The myth of the rule comes from a character in “Fallout” dubbed Vault Boy, the mascot of the corporation responsible for building bomb shelters across America. Like Bert the Turtle from the real-world U.S. Federal Civil Defense Administration’s “duck and cover” films, Vault Boy was a cheerful cartoon face encouraging American citizens in “Fallout” to stay positive in the face of nuclear annihilation. It was his trademark pose, a wink and a thumbs up, that had sparked the speculation in 2014 that it was a safety tip distributed by the U.S. government.

Somehow, caused by resurfacing fears about potential nuclear attacks from North Korea, this tidbit of fake video game trivia became a bullet point on serious online discussions about surviving nuclear war. An environment of uncertainty and fear had led to misinformation.

The same panic and misinformation is often seen in the propaganda strewn around the “Fallout” games, reflecting the propaganda of the real Cold War. The games are set in the United States centuries after communist China dropped nuclear bombs. Propaganda posters from before the bombs dropped line the walls of destroyed buildings, commanding long-gone citizens to enlist into the army and to “Stop the Red Menace!”

In turn, communist Chinese propaganda posters in the game exclaim, “Long live the People’s Liberation Army!” in Mandarin. An eerie radio station created by Chinese spies urges “oppressed” American citizens to fight against their “capitalist masters.”

Players discover these examples of fictional propaganda within the ruins of downtown Washington, D.C., and Boston, passing familiar national symbols such as the Washington Monument in states of utter ruin. Viewing this contrast between bombastic propaganda and destroyed American icons, I interpret “Fallout” as a cautionary tale for the reckless consequences of overt militarism and nationalism from both sides.

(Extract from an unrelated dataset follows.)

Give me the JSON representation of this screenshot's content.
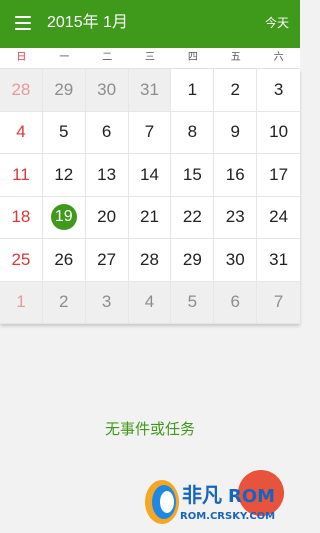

The first game of the series was created in 1997, only a couple years after the dissolution of the U.S.S.R. No doubt the creators were interested in exploring a world where the threat of nuclear war continued, but now with China acting as the main “Evil Communist Threat”.

Now with the possibility of North Korea engaging in nuclear war, I can only speculate on what might happen if that kind of mentality becomes normalized in real life again.

As times of crisis approach, people will cling more strongly to semblances of order. During the Cold War, the U.S. government did disseminate many safety precautions to take in the event of a nuclear attack to quell panic. My AP U.S. History teacher once mentioned that as a child, he practiced the “duck and cover” drills under seats similar to the ones that we were sitting in, wondering exactly when the U.S.S.R. Reds would decide to end the world.

So it’s no surprise that a safety tip such as the “rule of thumb” was circulated online as fact, even if it was misconstrued from a video game.

If we continue to distort facts, dehumanize opposing groups through propaganda, and find comfort in ineffective procedures, we once again normalize the possibility of nuclear annihilation. Though the destroyed America of “Fallout” is not reality, it is perhaps a timeline of history that was narrowly avoided, and a future with which we are beginning to toy with today.

Mumu Lin writes the Monday column on living life through video games. Contact her at [email protected] and follow her on Twitter at @spacelass.